▼

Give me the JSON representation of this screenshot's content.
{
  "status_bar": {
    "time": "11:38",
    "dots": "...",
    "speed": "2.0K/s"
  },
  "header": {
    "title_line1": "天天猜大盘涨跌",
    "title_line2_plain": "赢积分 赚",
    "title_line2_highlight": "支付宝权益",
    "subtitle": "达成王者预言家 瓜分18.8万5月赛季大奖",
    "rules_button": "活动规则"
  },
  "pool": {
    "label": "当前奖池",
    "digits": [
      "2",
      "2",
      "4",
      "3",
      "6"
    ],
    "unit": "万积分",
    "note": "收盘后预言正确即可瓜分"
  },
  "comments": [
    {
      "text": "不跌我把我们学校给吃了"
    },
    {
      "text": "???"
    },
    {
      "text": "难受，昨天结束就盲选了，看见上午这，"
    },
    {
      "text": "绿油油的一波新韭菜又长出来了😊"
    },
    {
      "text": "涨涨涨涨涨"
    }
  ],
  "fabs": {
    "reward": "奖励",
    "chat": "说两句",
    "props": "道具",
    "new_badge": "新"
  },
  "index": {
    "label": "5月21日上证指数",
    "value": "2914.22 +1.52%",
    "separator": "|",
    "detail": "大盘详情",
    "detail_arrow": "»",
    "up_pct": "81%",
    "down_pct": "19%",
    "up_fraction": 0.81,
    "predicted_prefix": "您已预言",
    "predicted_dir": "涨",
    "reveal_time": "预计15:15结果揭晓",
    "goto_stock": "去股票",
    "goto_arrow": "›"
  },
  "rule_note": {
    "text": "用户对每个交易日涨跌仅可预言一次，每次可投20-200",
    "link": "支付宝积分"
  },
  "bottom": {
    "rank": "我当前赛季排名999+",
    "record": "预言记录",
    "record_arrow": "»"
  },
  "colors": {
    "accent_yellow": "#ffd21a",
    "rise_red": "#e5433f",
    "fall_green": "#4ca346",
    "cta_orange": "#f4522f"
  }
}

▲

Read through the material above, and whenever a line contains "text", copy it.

      "text": "不跌我把我们学校给吃了"
      "text": "???"
      "text": "难受，昨天结束就盲选了，看见上午这，"
      "text": "绿油油的一波新韭菜又长出来了😊"
      "text": "涨涨涨涨涨"
    "text": "用户对每个交易日涨跌仅可预言一次，每次可投20-200",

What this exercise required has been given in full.